If a loved one has passed away, you might decide to have a headstone carved in their memory. This is a heartfelt memorial and a unique way to remember them and where they were laid to rest. However, it can be difficult if you don’t know how to go about it.
Here, we provide an overview of proper headstone etiquette.
The deceased’s will or other end-of-life arrangements may have included detailed instructions for their headstone. For example, a couple could have left a will that specifies the kind of husband and wife headstone they’d like, plus any additional inscriptions or decorations for the gravestone.
However, many people pass away without communicating their final desires to their loved ones. When this happens, the next-of-kin (e.g., wife, husband, or kids) takes charge. Extended family members may also be consulted if these family members and loved ones aren’t available.
Ultimately, what matters is that you choose the headstone that best honors the life of your loved one.
There are different headstone rules depending on the cemetery location. These cemetery restrictions frequently specify the acceptable types, dimensions, materials, features, and ornaments of headstones. Before going grave marker shopping, it is advisable to familiarize yourself with the regulations of your preferred burial site.

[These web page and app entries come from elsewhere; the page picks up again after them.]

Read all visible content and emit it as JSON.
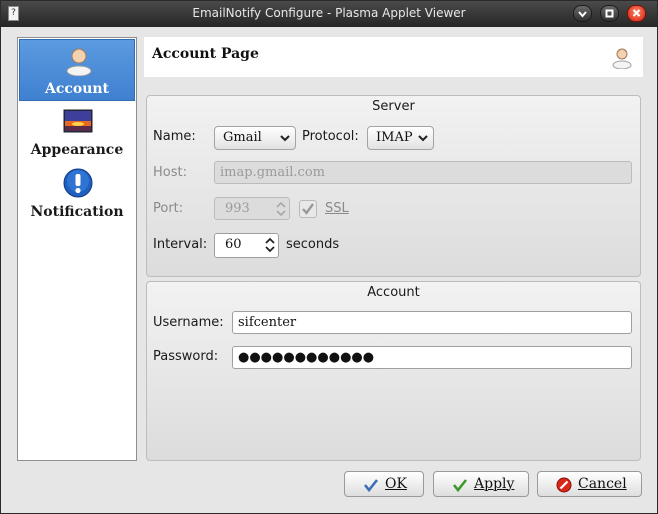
{
  "window": {
    "title": "EmailNotify Configure - Plasma Applet Viewer"
  },
  "sidebar": {
    "items": [
      {
        "label": "Account",
        "icon": "user-icon",
        "active": true
      },
      {
        "label": "Appearance",
        "icon": "wallpaper-icon",
        "active": false
      },
      {
        "label": "Notification",
        "icon": "info-icon",
        "active": false
      }
    ]
  },
  "page": {
    "title": "Account Page",
    "icon": "user-icon"
  },
  "server": {
    "title": "Server",
    "name_label": "Name:",
    "name_value": "Gmail",
    "protocol_label": "Protocol:",
    "protocol_value": "IMAP",
    "host_label": "Host:",
    "host_value": "imap.gmail.com",
    "port_label": "Port:",
    "port_value": "993",
    "ssl_label": "SSL",
    "ssl_checked": true,
    "interval_label": "Interval:",
    "interval_value": "60",
    "interval_unit": "seconds"
  },
  "account": {
    "title": "Account",
    "username_label": "Username:",
    "username_value": "sifcenter",
    "password_label": "Password:",
    "password_value": "●●●●●●●●●●●●"
  },
  "buttons": {
    "ok": "OK",
    "apply": "Apply",
    "cancel": "Cancel"
  },
  "colors": {
    "accent": "#4a8ad8",
    "close": "#d11c0c",
    "titlebar": "#2e2e2e"
  }
}
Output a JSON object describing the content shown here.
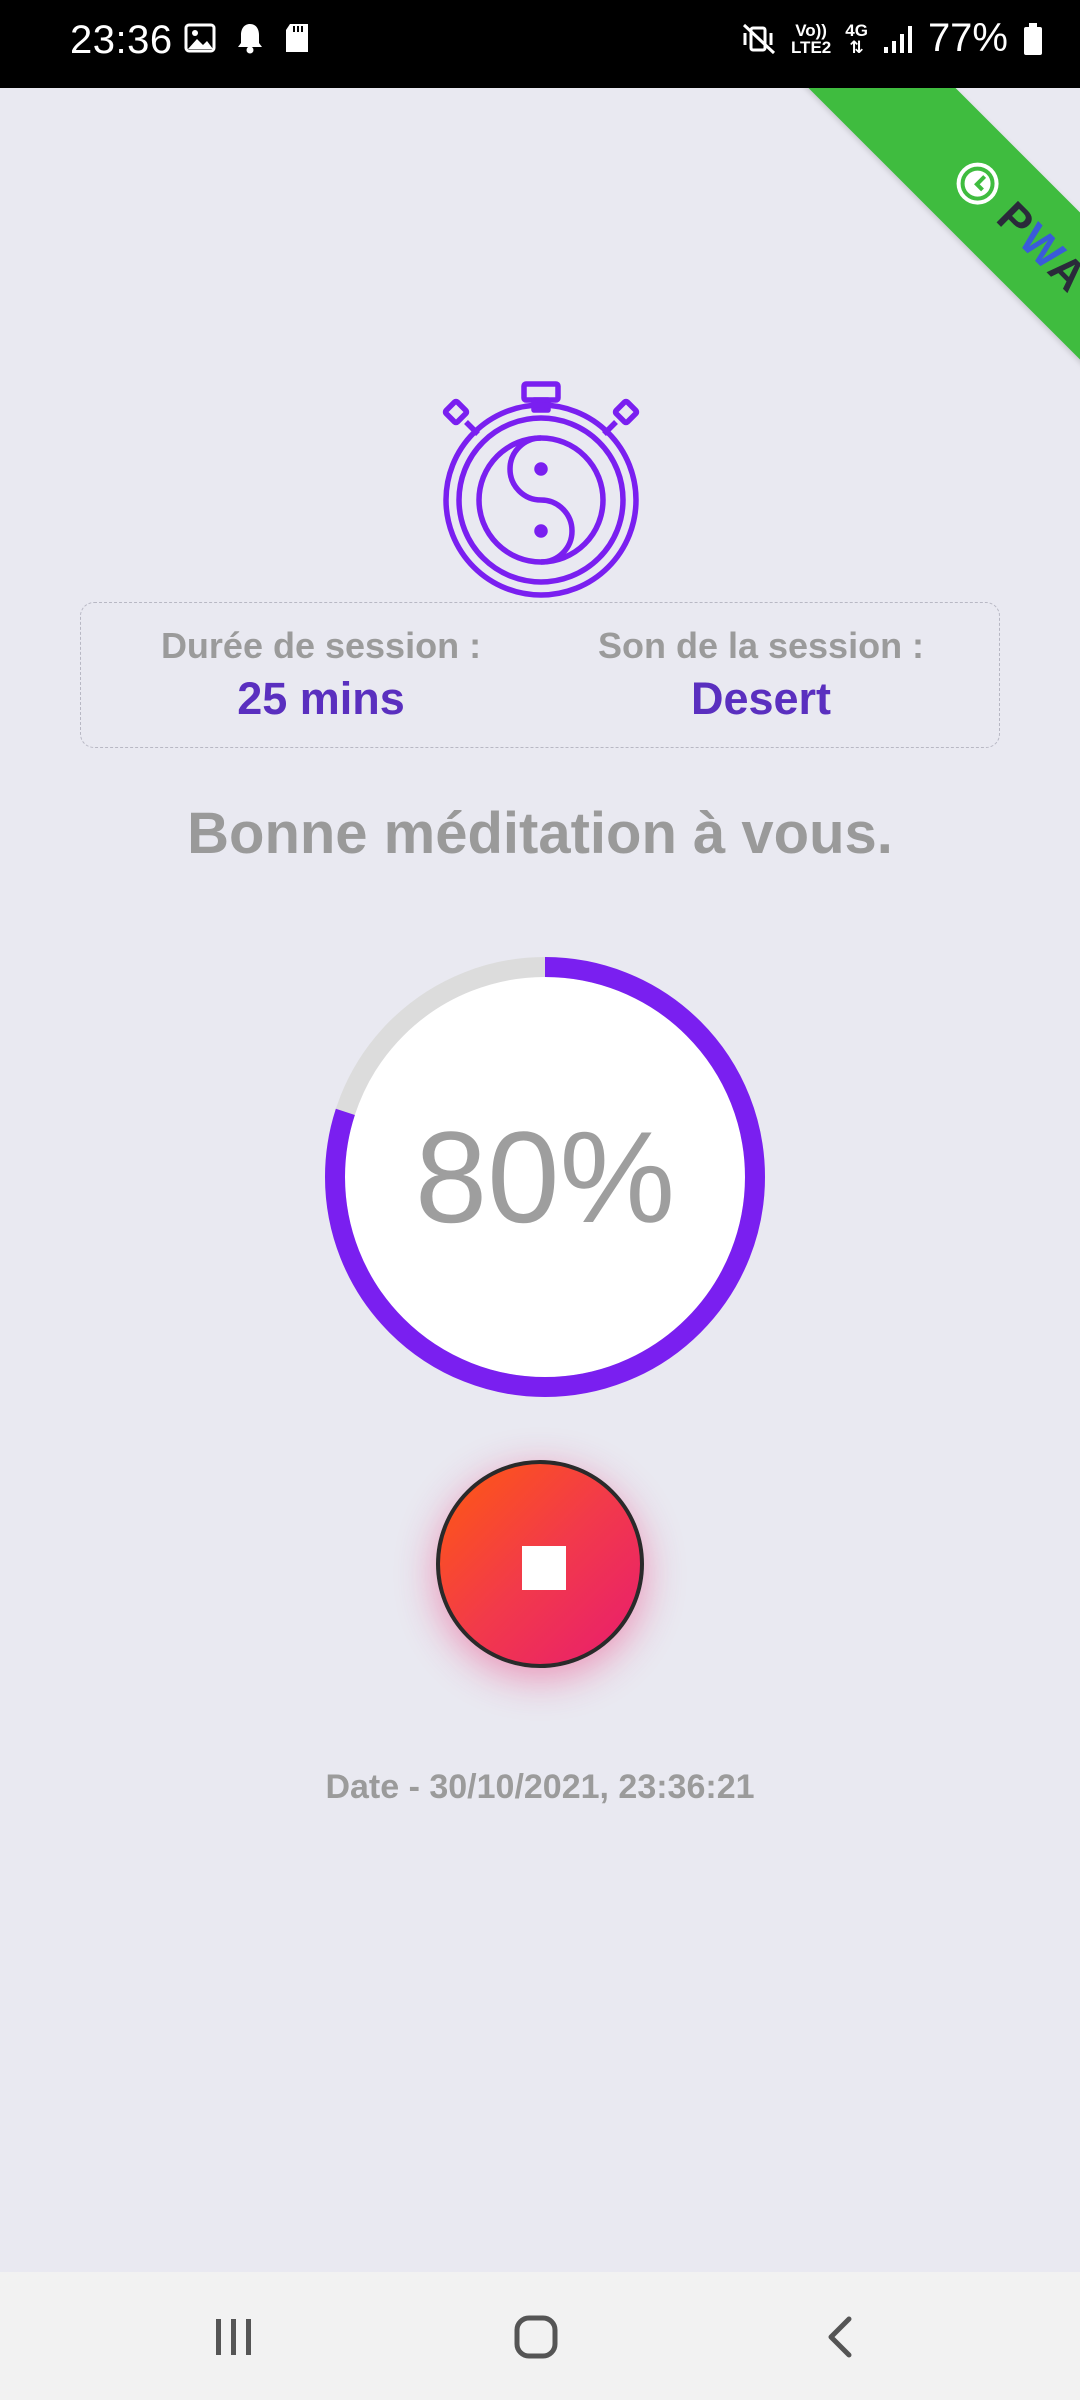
{
  "status_bar": {
    "time": "23:36",
    "left_icons": [
      "image-icon",
      "bell-icon",
      "sd-card-icon"
    ],
    "volte_top": "Vo))",
    "volte_bottom": "LTE2",
    "network": "4G",
    "battery_percent": "77%",
    "right_icons": [
      "mute-vibrate-icon",
      "signal-icon",
      "battery-icon"
    ]
  },
  "ribbon": {
    "label_p": "P",
    "label_w": "W",
    "label_a": "A",
    "icon": "clock-icon"
  },
  "session": {
    "duration_label": "Durée de session :",
    "duration_value": "25 mins",
    "sound_label": "Son de la session :",
    "sound_value": "Desert"
  },
  "greeting": "Bonne méditation à vous.",
  "progress": {
    "text": "80%",
    "fraction": 0.8
  },
  "stop_button": {
    "icon": "stop-icon"
  },
  "date_line": "Date - 30/10/2021, 23:36:21",
  "colors": {
    "accent": "#7a1ff0",
    "value_text": "#5a2fbf",
    "ribbon": "#3fbc3f",
    "background": "#e9e9f1"
  },
  "nav_bar": {
    "icons": [
      "recent-apps-icon",
      "home-icon",
      "back-icon"
    ]
  }
}
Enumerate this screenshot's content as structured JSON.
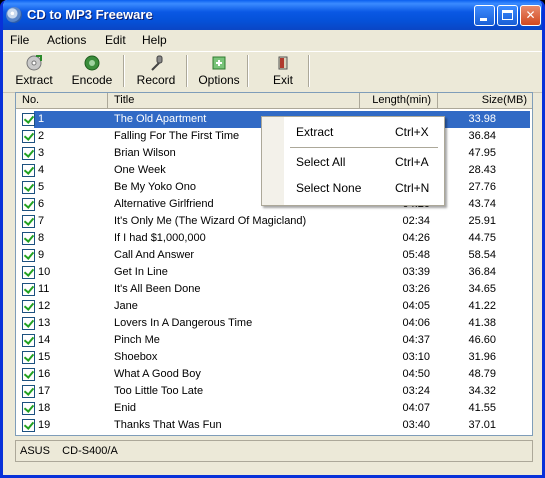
{
  "window": {
    "title": "CD to MP3 Freeware"
  },
  "menu": [
    {
      "label": "File"
    },
    {
      "label": "Actions"
    },
    {
      "label": "Edit"
    },
    {
      "label": "Help"
    }
  ],
  "toolbar": {
    "extract": "Extract",
    "encode": "Encode",
    "record": "Record",
    "options": "Options",
    "exit": "Exit"
  },
  "columns": {
    "no": "No.",
    "title": "Title",
    "length": "Length(min)",
    "size": "Size(MB)"
  },
  "tracks": [
    {
      "no": "1",
      "title": "The Old Apartment",
      "length": "",
      "size": "33.98",
      "checked": true,
      "selected": true
    },
    {
      "no": "2",
      "title": "Falling For The First Time",
      "length": "",
      "size": "36.84",
      "checked": true
    },
    {
      "no": "3",
      "title": "Brian Wilson",
      "length": "",
      "size": "47.95",
      "checked": true
    },
    {
      "no": "4",
      "title": "One Week",
      "length": "",
      "size": "28.43",
      "checked": true
    },
    {
      "no": "5",
      "title": "Be My Yoko Ono",
      "length": "",
      "size": "27.76",
      "checked": true
    },
    {
      "no": "6",
      "title": "Alternative Girlfriend",
      "length": "04:20",
      "size": "43.74",
      "checked": true
    },
    {
      "no": "7",
      "title": "It's Only Me (The Wizard Of Magicland)",
      "length": "02:34",
      "size": "25.91",
      "checked": true
    },
    {
      "no": "8",
      "title": "If I had $1,000,000",
      "length": "04:26",
      "size": "44.75",
      "checked": true
    },
    {
      "no": "9",
      "title": "Call And Answer",
      "length": "05:48",
      "size": "58.54",
      "checked": true
    },
    {
      "no": "10",
      "title": "Get In Line",
      "length": "03:39",
      "size": "36.84",
      "checked": true
    },
    {
      "no": "11",
      "title": "It's All Been Done",
      "length": "03:26",
      "size": "34.65",
      "checked": true
    },
    {
      "no": "12",
      "title": "Jane",
      "length": "04:05",
      "size": "41.22",
      "checked": true
    },
    {
      "no": "13",
      "title": "Lovers In A Dangerous Time",
      "length": "04:06",
      "size": "41.38",
      "checked": true
    },
    {
      "no": "14",
      "title": "Pinch Me",
      "length": "04:37",
      "size": "46.60",
      "checked": true
    },
    {
      "no": "15",
      "title": "Shoebox",
      "length": "03:10",
      "size": "31.96",
      "checked": true
    },
    {
      "no": "16",
      "title": "What A Good Boy",
      "length": "04:50",
      "size": "48.79",
      "checked": true
    },
    {
      "no": "17",
      "title": "Too Little Too Late",
      "length": "03:24",
      "size": "34.32",
      "checked": true
    },
    {
      "no": "18",
      "title": "Enid",
      "length": "04:07",
      "size": "41.55",
      "checked": true
    },
    {
      "no": "19",
      "title": "Thanks That Was Fun",
      "length": "03:40",
      "size": "37.01",
      "checked": true
    }
  ],
  "context_menu": [
    {
      "label": "Extract",
      "shortcut": "Ctrl+X"
    },
    {
      "label": "Select All",
      "shortcut": "Ctrl+A"
    },
    {
      "label": "Select None",
      "shortcut": "Ctrl+N"
    }
  ],
  "status": {
    "drive": "ASUS    CD-S400/A"
  },
  "colors": {
    "selection": "#316AC5",
    "titlebar": "#0A58E4",
    "face": "#ECE9D8"
  }
}
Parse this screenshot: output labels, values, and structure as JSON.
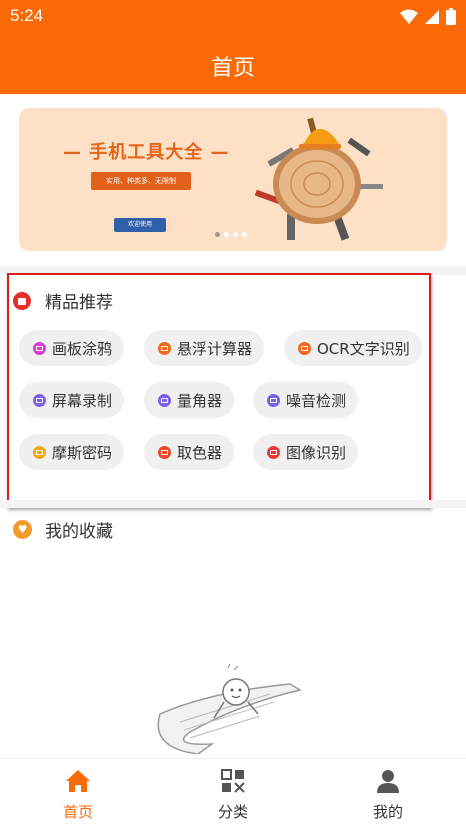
{
  "status_bar": {
    "time": "5:24"
  },
  "app_bar": {
    "title": "首页"
  },
  "banner": {
    "title": "— 手机工具大全 —",
    "subtitle": "实用、种类多、无限制",
    "button": "欢迎使用",
    "dots": 4,
    "active_dot": 0
  },
  "featured": {
    "title": "精品推荐",
    "items": [
      {
        "label": "画板涂鸦",
        "icon": "palette-icon",
        "color": "#d63fd6"
      },
      {
        "label": "悬浮计算器",
        "icon": "calculator-icon",
        "color": "#f06a1d"
      },
      {
        "label": "OCR文字识别",
        "icon": "ocr-icon",
        "color": "#f06a1d"
      },
      {
        "label": "屏幕录制",
        "icon": "screen-record-icon",
        "color": "#7b61e8"
      },
      {
        "label": "量角器",
        "icon": "protractor-icon",
        "color": "#7b61e8"
      },
      {
        "label": "噪音检测",
        "icon": "noise-icon",
        "color": "#7b61e8"
      },
      {
        "label": "摩斯密码",
        "icon": "morse-icon",
        "color": "#f3a81c"
      },
      {
        "label": "取色器",
        "icon": "color-picker-icon",
        "color": "#e84a2a"
      },
      {
        "label": "图像识别",
        "icon": "image-recognition-icon",
        "color": "#e83a3a"
      }
    ]
  },
  "favorites": {
    "title": "我的收藏"
  },
  "bottom_nav": [
    {
      "label": "首页",
      "icon": "home-icon",
      "active": true
    },
    {
      "label": "分类",
      "icon": "category-icon",
      "active": false
    },
    {
      "label": "我的",
      "icon": "profile-icon",
      "active": false
    }
  ],
  "colors": {
    "accent": "#fb6a07",
    "highlight_box": "#e01b1b"
  }
}
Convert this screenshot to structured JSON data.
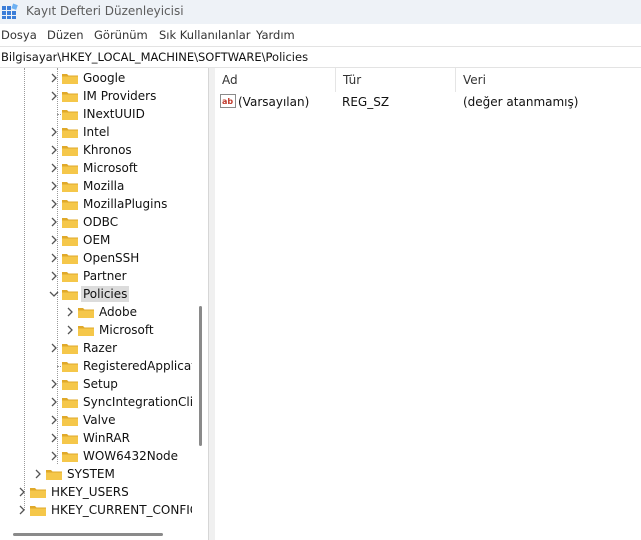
{
  "window": {
    "title": "Kayıt Defteri Düzenleyicisi"
  },
  "menu": [
    "Dosya",
    "Düzen",
    "Görünüm",
    "Sık Kullanılanlar",
    "Yardım"
  ],
  "address": "Bilgisayar\\HKEY_LOCAL_MACHINE\\SOFTWARE\\Policies",
  "tree": {
    "items": [
      {
        "label": "Google",
        "expand": "collapsed"
      },
      {
        "label": "IM Providers",
        "expand": "collapsed"
      },
      {
        "label": "INextUUID",
        "expand": "none"
      },
      {
        "label": "Intel",
        "expand": "collapsed"
      },
      {
        "label": "Khronos",
        "expand": "collapsed"
      },
      {
        "label": "Microsoft",
        "expand": "collapsed"
      },
      {
        "label": "Mozilla",
        "expand": "collapsed"
      },
      {
        "label": "MozillaPlugins",
        "expand": "collapsed"
      },
      {
        "label": "ODBC",
        "expand": "collapsed"
      },
      {
        "label": "OEM",
        "expand": "collapsed"
      },
      {
        "label": "OpenSSH",
        "expand": "collapsed"
      },
      {
        "label": "Partner",
        "expand": "collapsed"
      },
      {
        "label": "Policies",
        "expand": "expanded",
        "selected": true
      },
      {
        "label": "Adobe",
        "expand": "collapsed",
        "child": true
      },
      {
        "label": "Microsoft",
        "expand": "collapsed",
        "child": true
      },
      {
        "label": "Razer",
        "expand": "collapsed"
      },
      {
        "label": "RegisteredApplications",
        "expand": "none"
      },
      {
        "label": "Setup",
        "expand": "collapsed"
      },
      {
        "label": "SyncIntegrationClients",
        "expand": "collapsed"
      },
      {
        "label": "Valve",
        "expand": "collapsed"
      },
      {
        "label": "WinRAR",
        "expand": "collapsed"
      },
      {
        "label": "WOW6432Node",
        "expand": "collapsed"
      },
      {
        "label": "SYSTEM",
        "expand": "collapsed",
        "level": "hive-child"
      },
      {
        "label": "HKEY_USERS",
        "expand": "collapsed",
        "level": "root"
      },
      {
        "label": "HKEY_CURRENT_CONFIG",
        "expand": "collapsed",
        "level": "root"
      }
    ]
  },
  "list": {
    "columns": [
      "Ad",
      "Tür",
      "Veri"
    ],
    "rows": [
      {
        "name": "(Varsayılan)",
        "type": "REG_SZ",
        "data": "(değer atanmamış)",
        "icon": "string-value-icon"
      }
    ]
  },
  "colors": {
    "folder": "#f5c74a",
    "folder_dark": "#e0a92a",
    "selection": "#dcdcdc",
    "ab_icon": "#c0392b"
  }
}
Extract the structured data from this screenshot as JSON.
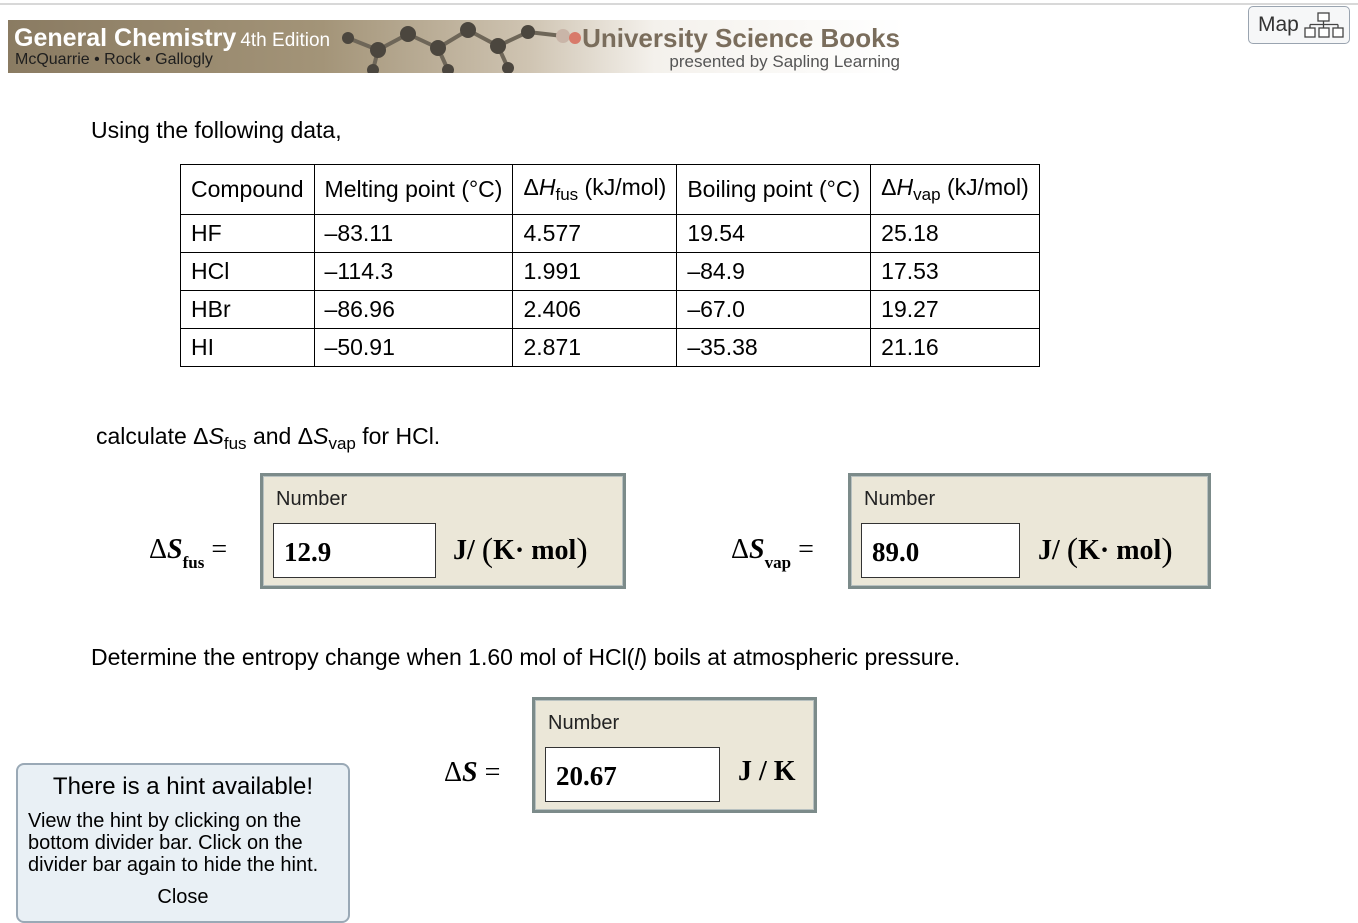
{
  "banner": {
    "title": "General Chemistry",
    "edition": "4th Edition",
    "authors": "McQuarrie • Rock • Gallogly",
    "publisher": "University Science Books",
    "presented_by": "presented by Sapling Learning"
  },
  "map_button": {
    "label": "Map"
  },
  "question": {
    "intro": "Using the following data,",
    "table": {
      "headers": [
        "Compound",
        "Melting point (°C)",
        "ΔHfus (kJ/mol)",
        "Boiling point (°C)",
        "ΔHvap (kJ/mol)"
      ],
      "rows": [
        [
          "HF",
          "–83.11",
          "4.577",
          "19.54",
          "25.18"
        ],
        [
          "HCl",
          "–114.3",
          "1.991",
          "–84.9",
          "17.53"
        ],
        [
          "HBr",
          "–86.96",
          "2.406",
          "–67.0",
          "19.27"
        ],
        [
          "HI",
          "–50.91",
          "2.871",
          "–35.38",
          "21.16"
        ]
      ]
    },
    "prompt1": "calculate ΔSfus and ΔSvap for HCl.",
    "prompt2": "Determine the entropy change when 1.60 mol of HCl(l) boils at atmospheric pressure."
  },
  "answers": {
    "fus": {
      "label": "ΔSfus =",
      "header": "Number",
      "value": "12.9",
      "unit": "J/ (K· mol)"
    },
    "vap": {
      "label": "ΔSvap =",
      "header": "Number",
      "value": "89.0",
      "unit": "J/ (K· mol)"
    },
    "total": {
      "label": "ΔS =",
      "header": "Number",
      "value": "20.67",
      "unit": "J / K"
    }
  },
  "hint": {
    "title": "There is a hint available!",
    "body": "View the hint by clicking on the bottom divider bar. Click on the divider bar again to hide the hint.",
    "close": "Close"
  }
}
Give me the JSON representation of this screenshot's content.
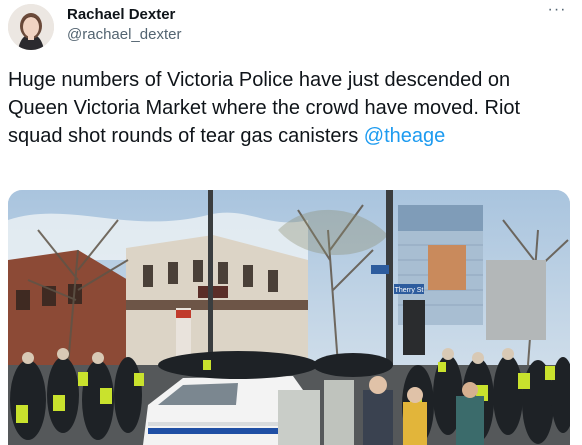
{
  "tweet": {
    "author": {
      "display_name": "Rachael Dexter",
      "handle": "@rachael_dexter"
    },
    "more_icon": "more-horizontal-icon",
    "more_label": "···",
    "text": "Huge numbers of Victoria Police have just descended on Queen Victoria Market where the crowd have moved. Riot squad shot rounds of tear gas canisters ",
    "mention": "@theage",
    "media": {
      "type": "photo",
      "street_sign": "Elizabeth St",
      "street_sign_secondary": "Therry St"
    }
  },
  "colors": {
    "text": "#0f1419",
    "secondary": "#536471",
    "link": "#1d9bf0",
    "police_vest": "#c9e22d"
  }
}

To personalize the headstone and honor the deceased, many people and families engrave epitaphs on the gravestone of a loved one. The great thing about epitaphs is that there’s no format necessary – you can get creative in how to express your grief and love for the deceased.
Here are some examples of how to start your epitaph:
Inscriptions typically incorporate the name and birth and death dates of the person buried there. For example, you may write, “In memory of Anna Marie, beloved mother, daughter, and wife (1950-2019)”.
If you don’t want to use your own words, you can lift lines from a religious text or even quote from a book, film, poem, or song that the person loved. While most epitaphs are meaningful and sweet, others are funny, lighthearted, or witty – reflecting the deceased’s personality.
We recommend that you choose an inscription that will stand the test of time and impact those who read it – even if they’re not related to the deceased.
You can use wreaths and flowers to beautify the last resting place of your loved one. Before setting anything on the grave, check with the cemetery office as most memorial gardens have a list of permitted decorations. Although there are exceptions, most cemeteries allow flowers, wreaths, pictures, small flags, and religious objects like crosses and statues.
In general, ornaments that are difficult to maintain, dangerous, or obstruct grass maintenance are not allowed. This varies from cemetery to cemetery, but things like lights, stuffed animals, giant flags, candles, and fencing borders are typically not allowed.
It’s challenging to condense a lifetime’s worth of emotions and memories into a short epitaph. But when you include as much information as possible, the inscription could end up cluttered and unsightly. You’ll want to stick to 1-2 short sentences at most, especially because longer inscriptions (and bigger headstones) could eat into your budget.
Don’t rush creating the inscription – it could take weeks, months, or even years before you figure out the perfect headstone design and words to accompany it. As this is a permanent memorial for a loved one, it pays to be patient and wait until you know what to say. Nobody should pressure you or make you feel guilty for taking your time about something this significant.
The headstone of your loved one offers you the chance to tell the world about their legacy. You may describe who they were and how you cherish them with your inscription and embellishments.
We hope the tips in this headstone inscription etiquette guide help you choose and design the perfect headstone for your deceased loved one.